Work item: The answer must be one number: how many lines below contain the word "осталось".

- Opening Delimiter -

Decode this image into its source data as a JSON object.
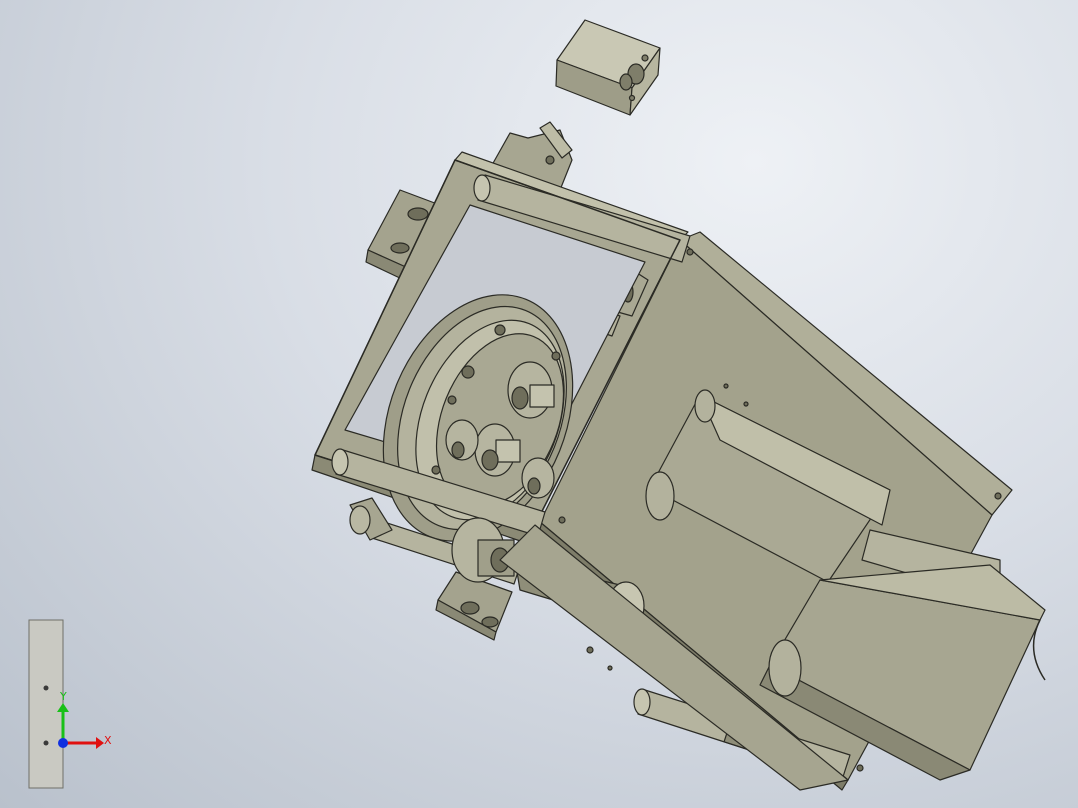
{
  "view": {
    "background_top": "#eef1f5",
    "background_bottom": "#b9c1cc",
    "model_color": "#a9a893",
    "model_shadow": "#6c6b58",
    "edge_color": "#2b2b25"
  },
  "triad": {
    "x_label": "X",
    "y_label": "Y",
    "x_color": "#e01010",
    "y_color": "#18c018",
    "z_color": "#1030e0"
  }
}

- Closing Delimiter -
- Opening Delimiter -

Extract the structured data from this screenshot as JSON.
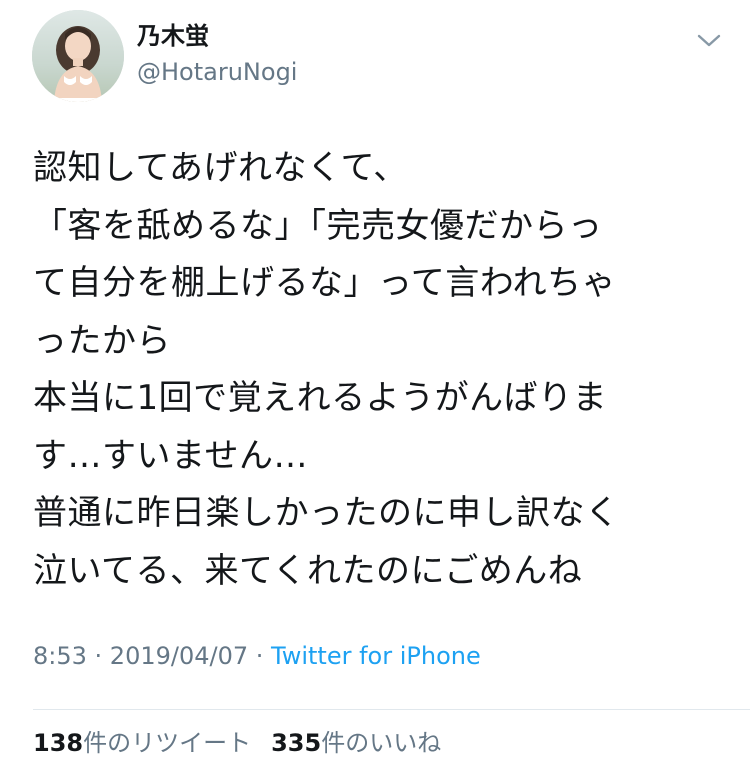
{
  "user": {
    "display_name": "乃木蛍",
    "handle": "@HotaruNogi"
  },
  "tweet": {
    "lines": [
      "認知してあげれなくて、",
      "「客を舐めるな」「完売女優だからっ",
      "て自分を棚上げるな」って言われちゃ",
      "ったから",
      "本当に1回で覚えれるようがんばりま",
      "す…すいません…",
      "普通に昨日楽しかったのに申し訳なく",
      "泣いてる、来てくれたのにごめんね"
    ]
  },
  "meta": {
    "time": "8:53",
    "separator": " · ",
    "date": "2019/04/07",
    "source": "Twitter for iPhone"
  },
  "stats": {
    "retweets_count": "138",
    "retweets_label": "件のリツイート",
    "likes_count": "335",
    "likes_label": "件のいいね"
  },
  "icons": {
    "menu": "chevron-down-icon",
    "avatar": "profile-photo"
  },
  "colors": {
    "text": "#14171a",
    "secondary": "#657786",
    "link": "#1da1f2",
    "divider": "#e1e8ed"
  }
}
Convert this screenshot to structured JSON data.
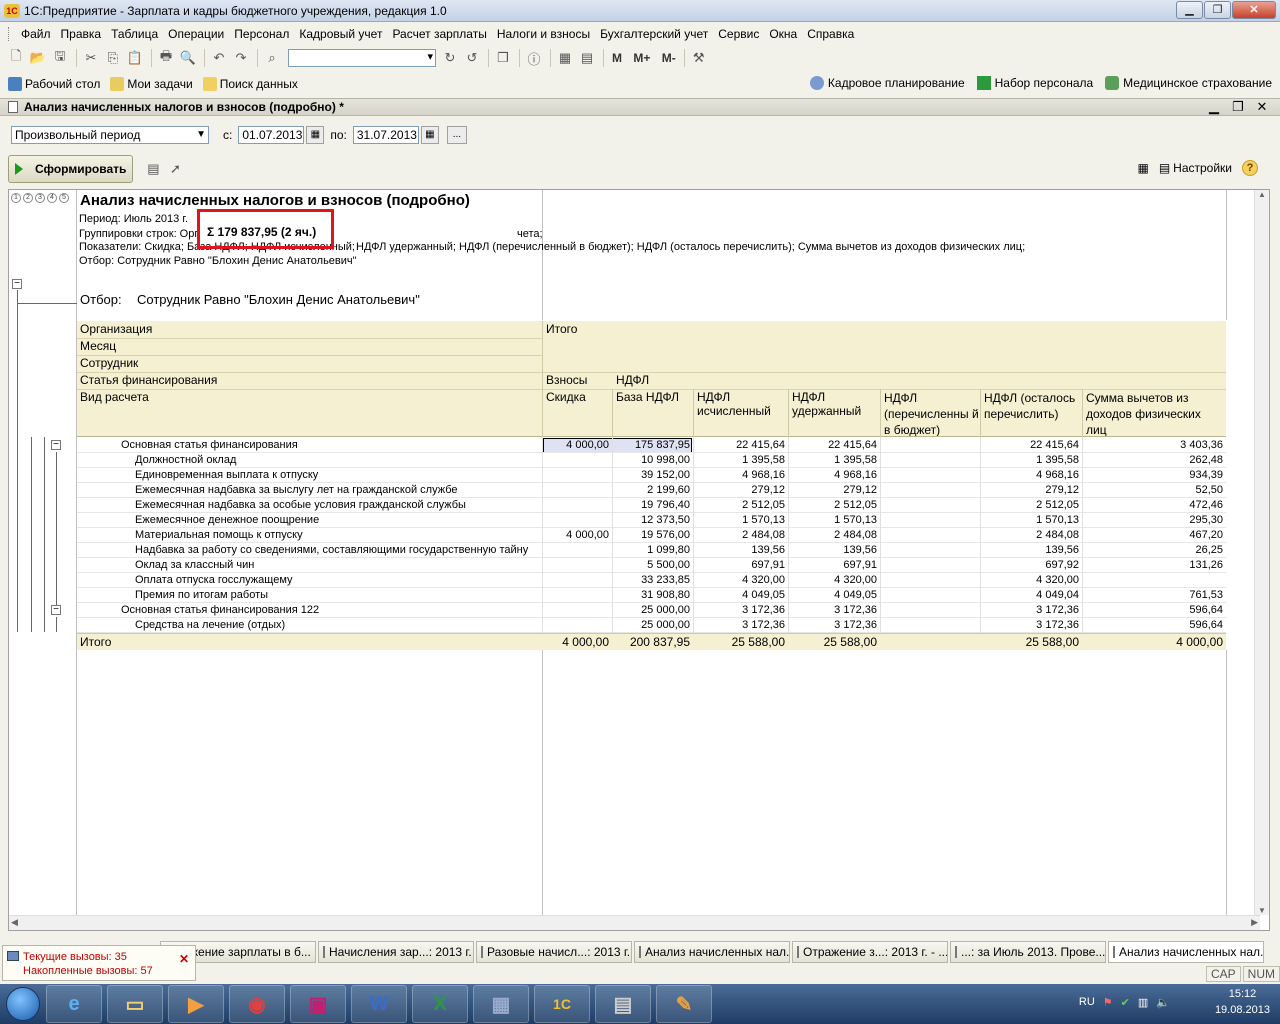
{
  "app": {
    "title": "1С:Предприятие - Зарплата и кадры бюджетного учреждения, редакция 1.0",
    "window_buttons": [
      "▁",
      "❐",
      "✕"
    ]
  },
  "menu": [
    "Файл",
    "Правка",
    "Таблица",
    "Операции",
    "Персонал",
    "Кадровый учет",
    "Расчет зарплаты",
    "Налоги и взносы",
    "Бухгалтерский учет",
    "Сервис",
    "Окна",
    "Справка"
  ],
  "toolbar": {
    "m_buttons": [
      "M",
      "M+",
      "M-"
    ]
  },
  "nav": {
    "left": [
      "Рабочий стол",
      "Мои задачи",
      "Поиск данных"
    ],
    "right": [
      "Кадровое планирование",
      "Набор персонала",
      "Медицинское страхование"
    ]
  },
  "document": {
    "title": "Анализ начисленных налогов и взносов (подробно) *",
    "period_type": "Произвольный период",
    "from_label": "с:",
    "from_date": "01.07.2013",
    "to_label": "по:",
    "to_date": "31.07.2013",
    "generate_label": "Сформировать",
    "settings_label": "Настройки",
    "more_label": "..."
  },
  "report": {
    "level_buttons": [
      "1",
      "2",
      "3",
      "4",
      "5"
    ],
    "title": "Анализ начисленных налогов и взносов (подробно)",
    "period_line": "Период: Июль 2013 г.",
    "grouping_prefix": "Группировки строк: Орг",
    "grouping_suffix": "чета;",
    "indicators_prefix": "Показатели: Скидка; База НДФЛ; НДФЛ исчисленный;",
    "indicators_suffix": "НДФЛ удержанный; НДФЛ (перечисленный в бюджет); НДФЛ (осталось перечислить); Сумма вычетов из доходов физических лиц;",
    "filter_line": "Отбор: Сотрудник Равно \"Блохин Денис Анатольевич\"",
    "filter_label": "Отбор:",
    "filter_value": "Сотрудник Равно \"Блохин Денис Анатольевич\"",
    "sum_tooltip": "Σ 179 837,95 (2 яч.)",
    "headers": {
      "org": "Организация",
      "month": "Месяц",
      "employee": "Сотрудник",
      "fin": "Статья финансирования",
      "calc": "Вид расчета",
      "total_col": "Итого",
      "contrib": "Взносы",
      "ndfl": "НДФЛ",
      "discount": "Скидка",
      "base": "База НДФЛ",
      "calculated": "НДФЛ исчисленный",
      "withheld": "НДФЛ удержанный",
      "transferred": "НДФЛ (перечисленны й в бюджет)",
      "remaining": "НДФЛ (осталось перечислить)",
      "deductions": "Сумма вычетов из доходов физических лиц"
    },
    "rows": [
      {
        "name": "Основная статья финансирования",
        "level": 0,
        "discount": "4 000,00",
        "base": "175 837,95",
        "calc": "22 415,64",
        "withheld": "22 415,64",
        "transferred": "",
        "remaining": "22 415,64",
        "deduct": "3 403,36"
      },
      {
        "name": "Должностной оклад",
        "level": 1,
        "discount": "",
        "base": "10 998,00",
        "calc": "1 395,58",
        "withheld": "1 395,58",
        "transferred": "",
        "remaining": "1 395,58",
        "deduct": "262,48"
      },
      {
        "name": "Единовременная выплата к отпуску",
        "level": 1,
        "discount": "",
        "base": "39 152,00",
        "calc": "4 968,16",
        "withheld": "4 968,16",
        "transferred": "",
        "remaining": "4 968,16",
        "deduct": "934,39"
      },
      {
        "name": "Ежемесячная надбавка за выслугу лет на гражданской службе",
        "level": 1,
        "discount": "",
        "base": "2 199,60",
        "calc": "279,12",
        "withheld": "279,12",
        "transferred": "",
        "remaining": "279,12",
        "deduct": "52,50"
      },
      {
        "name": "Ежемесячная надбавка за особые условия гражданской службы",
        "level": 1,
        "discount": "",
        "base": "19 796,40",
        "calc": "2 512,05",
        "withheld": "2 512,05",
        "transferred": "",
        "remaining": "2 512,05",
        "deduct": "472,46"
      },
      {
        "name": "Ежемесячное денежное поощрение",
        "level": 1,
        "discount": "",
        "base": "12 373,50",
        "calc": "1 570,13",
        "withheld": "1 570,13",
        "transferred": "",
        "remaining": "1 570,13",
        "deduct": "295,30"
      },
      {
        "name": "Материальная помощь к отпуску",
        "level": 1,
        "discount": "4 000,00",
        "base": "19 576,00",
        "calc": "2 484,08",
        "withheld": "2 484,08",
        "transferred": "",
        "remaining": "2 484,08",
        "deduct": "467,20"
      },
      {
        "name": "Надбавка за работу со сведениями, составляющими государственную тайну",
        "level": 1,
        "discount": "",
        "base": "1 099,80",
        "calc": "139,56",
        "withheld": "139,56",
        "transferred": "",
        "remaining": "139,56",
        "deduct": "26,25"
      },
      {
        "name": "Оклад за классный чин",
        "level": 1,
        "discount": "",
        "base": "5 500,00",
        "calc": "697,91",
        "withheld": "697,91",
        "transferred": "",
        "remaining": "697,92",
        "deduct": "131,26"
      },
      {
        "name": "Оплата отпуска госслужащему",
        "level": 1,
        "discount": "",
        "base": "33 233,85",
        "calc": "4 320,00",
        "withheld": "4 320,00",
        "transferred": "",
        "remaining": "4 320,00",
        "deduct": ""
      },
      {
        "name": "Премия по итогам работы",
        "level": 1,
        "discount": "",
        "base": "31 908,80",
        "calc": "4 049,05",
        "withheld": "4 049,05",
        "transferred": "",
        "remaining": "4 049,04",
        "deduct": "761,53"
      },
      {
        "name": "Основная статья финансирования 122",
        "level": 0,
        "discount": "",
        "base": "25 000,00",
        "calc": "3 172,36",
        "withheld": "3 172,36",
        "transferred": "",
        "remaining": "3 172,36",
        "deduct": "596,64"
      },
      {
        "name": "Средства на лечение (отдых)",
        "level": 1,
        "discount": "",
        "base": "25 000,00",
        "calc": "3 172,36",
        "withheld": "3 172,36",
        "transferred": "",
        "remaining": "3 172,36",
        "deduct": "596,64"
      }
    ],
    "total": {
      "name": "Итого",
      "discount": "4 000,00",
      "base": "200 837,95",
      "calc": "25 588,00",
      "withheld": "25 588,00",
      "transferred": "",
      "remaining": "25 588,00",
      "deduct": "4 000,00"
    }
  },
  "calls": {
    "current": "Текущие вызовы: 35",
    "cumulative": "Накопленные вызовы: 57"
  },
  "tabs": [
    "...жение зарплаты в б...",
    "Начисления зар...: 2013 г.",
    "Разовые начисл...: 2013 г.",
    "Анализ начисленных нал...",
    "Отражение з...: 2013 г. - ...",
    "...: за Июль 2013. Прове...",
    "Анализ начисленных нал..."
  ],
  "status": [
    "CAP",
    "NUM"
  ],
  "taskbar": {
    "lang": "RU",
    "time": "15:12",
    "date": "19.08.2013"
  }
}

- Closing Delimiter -

Result: 2